Recognising the value of the site, Wenness first set up the Manilla Sky Sailors Club then the Tamworth (Manilla is 45 km north of Tamworth) Hang Gliding Club. Today Manilla Sky Sailors has around 2,000 visiting members.Manilla has a population of just 2,500. The whole community supported by the local council has gathered together to support the event and to guarantee visitors a superb country reception.

For further information on the Championships visit or phone Godfrey Wenness on (o2) (international + 61 2) 6785 6545.

Monday, November 27, 2006

Don Dorrigo Show

Photo: Gordon Smith, Pavilion, 2006 Dorrigo Show

Having just updated the rolling list of New England's festivals, shows and events, Gordon's photo of the pavilion at the Dorrigo show caught my eye.

Don Dorrigo, usually shortened to Dorrigo, lies at the edge of the New England escarpment in some of New England's most beautiful country.

When we were children driving from Armidale to stay at Urunga or Sawtell we always stopped at the same cafe in Dorrigo for lunch.

Many years later when I was running for Country Party preselection for Armidale, I spent many days staying near Dorrigo, driving round all the little backroads, going to meetings in little halls, calling in at farms, always being surprised at the visual cameos that appeared around each corner.

Dorrigo remains one of my favourite New England places.

Saturday, November 25, 2006

Creation of New England History Blog

Photo: Past days, Manning River

One of my core objectives in establishing the New England, Australia blog was to document and present the history of New England. In doing so, I also wanted to encourage discussion of New England history and historiography.

While I have written a quantity of straight historical material and have tried to build historical background into other posts, I have been finding that the purely historical material is getting lost in the broader sweep of this blog. So with some reluctance I have decided to establish a new blog, New England's History, dedicated just to New England history and historiography. I say with some reluctance because just at present I need another blog like I need a hole in the head!
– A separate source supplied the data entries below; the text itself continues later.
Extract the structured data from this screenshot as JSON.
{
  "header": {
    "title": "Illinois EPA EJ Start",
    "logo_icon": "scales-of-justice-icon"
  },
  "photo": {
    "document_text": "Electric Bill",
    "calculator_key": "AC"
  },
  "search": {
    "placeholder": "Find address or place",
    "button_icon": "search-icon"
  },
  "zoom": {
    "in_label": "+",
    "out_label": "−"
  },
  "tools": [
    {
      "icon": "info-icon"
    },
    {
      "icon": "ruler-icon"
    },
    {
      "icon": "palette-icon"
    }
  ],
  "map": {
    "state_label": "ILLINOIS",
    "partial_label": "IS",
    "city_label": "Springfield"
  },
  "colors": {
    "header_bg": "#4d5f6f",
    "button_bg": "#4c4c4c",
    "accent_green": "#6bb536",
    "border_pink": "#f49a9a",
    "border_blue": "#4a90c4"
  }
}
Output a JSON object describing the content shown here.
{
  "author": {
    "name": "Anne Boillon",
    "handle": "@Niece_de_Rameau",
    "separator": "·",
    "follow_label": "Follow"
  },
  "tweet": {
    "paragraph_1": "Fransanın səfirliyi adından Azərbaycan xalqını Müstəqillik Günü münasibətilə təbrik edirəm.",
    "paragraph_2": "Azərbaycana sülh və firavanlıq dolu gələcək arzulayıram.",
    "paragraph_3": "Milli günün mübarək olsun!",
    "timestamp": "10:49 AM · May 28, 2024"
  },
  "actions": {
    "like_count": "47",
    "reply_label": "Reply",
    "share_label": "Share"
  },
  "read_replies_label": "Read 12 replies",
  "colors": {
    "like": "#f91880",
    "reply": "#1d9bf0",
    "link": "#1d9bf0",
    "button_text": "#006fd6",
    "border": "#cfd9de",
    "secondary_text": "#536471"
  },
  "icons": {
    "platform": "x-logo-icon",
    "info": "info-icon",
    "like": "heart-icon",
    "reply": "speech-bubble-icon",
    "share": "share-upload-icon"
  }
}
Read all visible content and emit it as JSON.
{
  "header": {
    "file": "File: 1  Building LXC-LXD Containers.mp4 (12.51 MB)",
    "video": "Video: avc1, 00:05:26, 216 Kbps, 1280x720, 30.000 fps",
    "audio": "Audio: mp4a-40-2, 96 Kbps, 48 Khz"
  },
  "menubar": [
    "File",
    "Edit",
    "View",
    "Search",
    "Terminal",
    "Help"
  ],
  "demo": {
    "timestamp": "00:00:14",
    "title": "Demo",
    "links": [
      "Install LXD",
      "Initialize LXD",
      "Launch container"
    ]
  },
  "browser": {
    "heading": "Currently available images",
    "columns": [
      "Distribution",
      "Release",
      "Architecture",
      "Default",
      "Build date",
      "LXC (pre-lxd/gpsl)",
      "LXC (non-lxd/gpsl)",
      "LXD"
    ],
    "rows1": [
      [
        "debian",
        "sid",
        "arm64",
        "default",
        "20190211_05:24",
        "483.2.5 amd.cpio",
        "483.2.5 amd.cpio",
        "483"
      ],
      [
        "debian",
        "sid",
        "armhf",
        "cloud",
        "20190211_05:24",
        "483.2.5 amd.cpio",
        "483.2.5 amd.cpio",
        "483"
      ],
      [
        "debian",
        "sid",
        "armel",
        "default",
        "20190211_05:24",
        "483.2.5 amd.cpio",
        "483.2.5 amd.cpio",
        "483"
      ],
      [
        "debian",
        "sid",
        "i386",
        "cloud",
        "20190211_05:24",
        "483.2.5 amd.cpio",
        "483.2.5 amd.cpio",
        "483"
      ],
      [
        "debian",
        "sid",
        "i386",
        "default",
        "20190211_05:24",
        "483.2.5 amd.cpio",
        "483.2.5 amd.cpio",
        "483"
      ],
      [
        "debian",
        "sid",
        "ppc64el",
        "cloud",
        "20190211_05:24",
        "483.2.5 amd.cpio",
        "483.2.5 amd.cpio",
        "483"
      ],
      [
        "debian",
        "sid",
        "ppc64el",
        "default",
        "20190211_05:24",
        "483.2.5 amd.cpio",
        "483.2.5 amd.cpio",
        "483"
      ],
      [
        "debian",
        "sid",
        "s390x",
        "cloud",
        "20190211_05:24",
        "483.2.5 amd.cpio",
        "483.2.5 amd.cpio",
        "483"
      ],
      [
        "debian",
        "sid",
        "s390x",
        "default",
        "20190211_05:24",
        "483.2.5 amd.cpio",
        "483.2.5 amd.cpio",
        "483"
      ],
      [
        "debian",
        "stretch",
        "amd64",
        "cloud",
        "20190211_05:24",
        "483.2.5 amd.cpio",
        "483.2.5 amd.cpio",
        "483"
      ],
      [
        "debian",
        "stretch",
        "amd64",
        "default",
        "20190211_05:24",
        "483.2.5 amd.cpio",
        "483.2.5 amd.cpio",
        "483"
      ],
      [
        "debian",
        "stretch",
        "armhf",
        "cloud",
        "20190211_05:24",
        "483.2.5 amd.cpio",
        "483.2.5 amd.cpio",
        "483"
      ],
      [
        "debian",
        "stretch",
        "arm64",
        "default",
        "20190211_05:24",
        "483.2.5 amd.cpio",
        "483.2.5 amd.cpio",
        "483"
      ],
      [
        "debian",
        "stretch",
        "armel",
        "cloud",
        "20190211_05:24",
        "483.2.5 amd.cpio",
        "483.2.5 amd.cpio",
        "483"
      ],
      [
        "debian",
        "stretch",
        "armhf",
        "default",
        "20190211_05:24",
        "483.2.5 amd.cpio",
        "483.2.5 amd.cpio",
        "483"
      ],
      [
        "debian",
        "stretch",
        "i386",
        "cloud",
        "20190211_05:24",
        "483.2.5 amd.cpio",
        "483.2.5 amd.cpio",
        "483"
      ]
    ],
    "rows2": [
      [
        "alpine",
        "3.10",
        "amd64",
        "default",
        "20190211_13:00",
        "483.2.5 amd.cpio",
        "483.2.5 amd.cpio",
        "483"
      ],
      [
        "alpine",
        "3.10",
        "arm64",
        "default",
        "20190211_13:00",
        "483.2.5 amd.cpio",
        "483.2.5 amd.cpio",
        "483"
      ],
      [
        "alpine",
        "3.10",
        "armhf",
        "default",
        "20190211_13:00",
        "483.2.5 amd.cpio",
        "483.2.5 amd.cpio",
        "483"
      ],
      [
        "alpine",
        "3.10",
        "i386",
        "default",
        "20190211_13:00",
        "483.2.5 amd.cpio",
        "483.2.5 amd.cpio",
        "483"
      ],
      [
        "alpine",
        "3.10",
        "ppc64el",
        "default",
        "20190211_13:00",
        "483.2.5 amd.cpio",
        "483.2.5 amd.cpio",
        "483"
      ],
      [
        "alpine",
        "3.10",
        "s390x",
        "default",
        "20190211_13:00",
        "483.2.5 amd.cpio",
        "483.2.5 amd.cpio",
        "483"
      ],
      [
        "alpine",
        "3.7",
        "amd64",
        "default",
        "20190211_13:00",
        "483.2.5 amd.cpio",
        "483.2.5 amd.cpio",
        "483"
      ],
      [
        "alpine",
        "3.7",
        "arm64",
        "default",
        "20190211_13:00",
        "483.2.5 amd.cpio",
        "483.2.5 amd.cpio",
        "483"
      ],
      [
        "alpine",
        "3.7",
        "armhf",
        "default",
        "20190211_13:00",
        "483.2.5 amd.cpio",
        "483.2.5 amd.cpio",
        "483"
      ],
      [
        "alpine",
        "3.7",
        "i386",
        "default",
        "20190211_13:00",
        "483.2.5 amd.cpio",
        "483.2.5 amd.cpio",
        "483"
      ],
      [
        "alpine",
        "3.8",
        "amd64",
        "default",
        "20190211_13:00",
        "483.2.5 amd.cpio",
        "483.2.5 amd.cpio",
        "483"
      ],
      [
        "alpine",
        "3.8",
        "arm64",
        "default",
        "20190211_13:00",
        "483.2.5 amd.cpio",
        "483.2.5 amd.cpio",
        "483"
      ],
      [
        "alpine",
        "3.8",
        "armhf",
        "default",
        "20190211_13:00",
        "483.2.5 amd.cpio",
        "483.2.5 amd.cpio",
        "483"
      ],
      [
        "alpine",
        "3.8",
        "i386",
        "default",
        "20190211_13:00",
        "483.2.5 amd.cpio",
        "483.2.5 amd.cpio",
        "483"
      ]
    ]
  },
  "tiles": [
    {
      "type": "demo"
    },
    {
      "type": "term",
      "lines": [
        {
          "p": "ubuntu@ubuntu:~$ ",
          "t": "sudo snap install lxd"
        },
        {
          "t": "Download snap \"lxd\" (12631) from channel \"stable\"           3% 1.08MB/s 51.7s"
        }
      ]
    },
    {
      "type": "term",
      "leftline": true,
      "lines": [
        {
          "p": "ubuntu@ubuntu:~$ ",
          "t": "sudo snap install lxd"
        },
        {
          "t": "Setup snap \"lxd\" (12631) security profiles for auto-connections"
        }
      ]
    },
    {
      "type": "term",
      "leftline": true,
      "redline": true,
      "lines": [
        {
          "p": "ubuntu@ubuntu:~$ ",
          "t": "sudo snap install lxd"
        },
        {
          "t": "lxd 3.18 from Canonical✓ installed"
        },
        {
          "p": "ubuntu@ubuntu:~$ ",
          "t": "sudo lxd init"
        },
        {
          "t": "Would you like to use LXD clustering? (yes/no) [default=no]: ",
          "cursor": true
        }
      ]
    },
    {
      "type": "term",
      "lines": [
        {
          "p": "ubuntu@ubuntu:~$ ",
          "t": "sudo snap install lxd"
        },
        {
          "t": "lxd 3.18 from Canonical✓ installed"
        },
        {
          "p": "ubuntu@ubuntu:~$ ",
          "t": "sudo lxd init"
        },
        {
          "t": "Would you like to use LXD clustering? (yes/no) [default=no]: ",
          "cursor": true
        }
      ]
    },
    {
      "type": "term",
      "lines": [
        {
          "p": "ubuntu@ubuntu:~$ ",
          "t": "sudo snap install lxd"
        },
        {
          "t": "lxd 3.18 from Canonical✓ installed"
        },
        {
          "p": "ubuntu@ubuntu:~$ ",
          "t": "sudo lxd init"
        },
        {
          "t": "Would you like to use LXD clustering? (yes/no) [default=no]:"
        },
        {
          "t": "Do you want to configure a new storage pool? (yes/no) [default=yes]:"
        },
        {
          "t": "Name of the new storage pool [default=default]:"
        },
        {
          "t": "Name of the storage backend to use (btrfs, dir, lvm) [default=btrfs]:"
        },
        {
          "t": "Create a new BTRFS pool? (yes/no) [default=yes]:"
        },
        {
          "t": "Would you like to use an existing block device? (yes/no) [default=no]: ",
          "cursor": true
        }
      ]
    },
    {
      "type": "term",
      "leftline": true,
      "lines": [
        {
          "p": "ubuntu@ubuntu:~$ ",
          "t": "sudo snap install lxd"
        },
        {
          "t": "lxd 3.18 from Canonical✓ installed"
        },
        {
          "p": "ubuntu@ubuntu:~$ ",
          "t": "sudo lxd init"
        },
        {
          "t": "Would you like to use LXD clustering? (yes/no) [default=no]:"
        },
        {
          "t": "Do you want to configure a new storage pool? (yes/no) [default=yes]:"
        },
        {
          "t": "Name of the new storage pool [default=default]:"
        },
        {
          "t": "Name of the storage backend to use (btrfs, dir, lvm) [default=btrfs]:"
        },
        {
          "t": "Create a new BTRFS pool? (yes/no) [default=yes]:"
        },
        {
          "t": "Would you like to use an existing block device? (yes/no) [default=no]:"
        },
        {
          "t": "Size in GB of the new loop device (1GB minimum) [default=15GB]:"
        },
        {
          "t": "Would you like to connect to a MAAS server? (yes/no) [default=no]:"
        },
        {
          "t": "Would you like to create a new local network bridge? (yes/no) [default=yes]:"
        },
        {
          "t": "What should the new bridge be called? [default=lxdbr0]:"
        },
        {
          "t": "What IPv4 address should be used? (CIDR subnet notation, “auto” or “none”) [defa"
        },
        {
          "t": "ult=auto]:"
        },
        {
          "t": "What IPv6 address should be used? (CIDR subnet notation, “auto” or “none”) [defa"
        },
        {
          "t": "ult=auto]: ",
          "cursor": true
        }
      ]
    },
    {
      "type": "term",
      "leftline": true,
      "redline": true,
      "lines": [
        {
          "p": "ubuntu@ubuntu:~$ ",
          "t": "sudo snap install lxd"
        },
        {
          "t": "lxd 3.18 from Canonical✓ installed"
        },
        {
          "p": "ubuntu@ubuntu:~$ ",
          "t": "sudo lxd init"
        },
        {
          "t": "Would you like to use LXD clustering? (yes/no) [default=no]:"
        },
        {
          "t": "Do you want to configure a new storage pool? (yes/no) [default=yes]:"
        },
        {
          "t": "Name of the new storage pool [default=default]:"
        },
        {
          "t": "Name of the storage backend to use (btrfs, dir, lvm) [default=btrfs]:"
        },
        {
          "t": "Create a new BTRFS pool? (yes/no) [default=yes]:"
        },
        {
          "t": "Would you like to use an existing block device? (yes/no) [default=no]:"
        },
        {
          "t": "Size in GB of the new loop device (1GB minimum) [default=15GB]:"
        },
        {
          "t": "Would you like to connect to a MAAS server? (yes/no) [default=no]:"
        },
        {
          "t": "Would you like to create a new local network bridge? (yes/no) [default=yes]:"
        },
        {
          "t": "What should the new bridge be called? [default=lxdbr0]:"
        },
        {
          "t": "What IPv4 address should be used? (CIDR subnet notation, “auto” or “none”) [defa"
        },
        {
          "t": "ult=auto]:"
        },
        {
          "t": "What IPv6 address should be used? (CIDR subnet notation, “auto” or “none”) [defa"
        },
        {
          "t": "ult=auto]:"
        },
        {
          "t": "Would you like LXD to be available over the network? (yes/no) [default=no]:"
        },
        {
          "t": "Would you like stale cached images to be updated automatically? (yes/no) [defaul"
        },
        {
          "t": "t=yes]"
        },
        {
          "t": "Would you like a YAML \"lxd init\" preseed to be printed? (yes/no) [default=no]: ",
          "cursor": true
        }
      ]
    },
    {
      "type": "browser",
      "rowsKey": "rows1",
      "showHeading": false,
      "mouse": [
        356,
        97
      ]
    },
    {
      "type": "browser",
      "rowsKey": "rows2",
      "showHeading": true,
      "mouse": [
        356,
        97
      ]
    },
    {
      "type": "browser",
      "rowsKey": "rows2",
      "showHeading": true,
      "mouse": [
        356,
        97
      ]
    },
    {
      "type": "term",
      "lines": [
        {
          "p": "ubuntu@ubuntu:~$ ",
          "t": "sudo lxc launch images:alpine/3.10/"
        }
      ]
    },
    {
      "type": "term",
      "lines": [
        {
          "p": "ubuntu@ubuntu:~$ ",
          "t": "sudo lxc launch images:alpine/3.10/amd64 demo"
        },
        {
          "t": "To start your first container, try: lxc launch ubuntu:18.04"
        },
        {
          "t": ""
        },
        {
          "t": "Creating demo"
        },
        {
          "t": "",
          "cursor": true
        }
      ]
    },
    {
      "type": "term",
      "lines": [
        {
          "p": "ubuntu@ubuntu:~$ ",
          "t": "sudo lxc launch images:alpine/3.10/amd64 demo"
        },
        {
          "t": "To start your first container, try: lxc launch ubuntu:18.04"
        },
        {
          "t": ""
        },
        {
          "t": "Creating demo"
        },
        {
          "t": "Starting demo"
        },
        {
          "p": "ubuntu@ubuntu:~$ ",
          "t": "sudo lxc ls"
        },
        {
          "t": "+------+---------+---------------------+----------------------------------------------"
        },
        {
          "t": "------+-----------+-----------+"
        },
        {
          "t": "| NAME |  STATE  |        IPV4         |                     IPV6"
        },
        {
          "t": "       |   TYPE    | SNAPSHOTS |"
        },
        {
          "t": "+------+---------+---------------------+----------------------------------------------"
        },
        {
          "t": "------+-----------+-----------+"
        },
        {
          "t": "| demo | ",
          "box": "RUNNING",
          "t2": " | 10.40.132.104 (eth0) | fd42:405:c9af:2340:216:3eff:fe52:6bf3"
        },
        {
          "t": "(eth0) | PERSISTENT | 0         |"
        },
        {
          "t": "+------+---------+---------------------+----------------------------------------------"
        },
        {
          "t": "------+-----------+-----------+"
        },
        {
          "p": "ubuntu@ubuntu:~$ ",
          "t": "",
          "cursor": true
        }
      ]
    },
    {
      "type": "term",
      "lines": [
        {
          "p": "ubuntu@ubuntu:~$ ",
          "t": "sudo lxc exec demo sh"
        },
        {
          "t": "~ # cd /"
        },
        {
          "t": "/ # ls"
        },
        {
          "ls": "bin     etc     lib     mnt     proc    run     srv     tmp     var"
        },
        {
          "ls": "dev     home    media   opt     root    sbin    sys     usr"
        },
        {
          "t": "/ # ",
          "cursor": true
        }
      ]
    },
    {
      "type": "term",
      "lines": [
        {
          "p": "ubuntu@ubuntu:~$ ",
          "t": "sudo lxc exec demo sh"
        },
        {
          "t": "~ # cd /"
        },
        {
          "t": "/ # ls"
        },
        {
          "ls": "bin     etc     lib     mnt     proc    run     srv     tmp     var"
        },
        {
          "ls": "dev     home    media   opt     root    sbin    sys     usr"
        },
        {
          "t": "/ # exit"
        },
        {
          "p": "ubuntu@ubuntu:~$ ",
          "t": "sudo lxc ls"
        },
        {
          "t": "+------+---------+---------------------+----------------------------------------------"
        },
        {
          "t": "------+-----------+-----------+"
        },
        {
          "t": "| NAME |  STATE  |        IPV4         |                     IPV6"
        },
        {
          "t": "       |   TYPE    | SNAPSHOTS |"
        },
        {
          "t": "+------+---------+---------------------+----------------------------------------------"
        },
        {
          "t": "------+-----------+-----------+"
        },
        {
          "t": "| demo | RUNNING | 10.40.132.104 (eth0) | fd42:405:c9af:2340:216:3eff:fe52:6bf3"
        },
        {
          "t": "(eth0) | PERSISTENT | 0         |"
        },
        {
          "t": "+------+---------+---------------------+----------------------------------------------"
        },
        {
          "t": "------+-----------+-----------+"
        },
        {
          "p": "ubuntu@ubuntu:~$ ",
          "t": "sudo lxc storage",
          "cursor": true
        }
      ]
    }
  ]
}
I will continue to carry historical material on this blog as part of the broad New England story, but the new blog will allow a deeper focus on the purely historical material, thus making that more accessible. With time, I hope to add others to the blog team thus encouraging New England historiography.

I propose to begin by copying some of the historical material from this site to the new blog, allowing me to link things together in new ways in terms of both chronology and themes. Once this is completed I can begin to add new material drawn from this site as well other sources.

The specialist focus of the new blog means that I will not be using it for current commentary, nor will I be posting as frequently. I plan to put up an absolute maximum of three posts per week, allowing more time for people to read, absorb and hopefully participate. I also plan to run more material on historical methodology.

As with all these things, it will take time for the blog to build momentum and also define it full focus.

Friday, November 24, 2006

New England Festivals, Shows & Events

Photo: Bohena Olives, Nosh on the Namoi, 2006

This is an updated list of New England festivals, shows and events. I still have more than thirty to add, but thought it better to get this list of 38 in all up.

When I started this list I was focusing just on Festivals. I have now added in shows and events. In preparing the list, I have tried to focus on things that I think might be of interest to those outside the immediate district.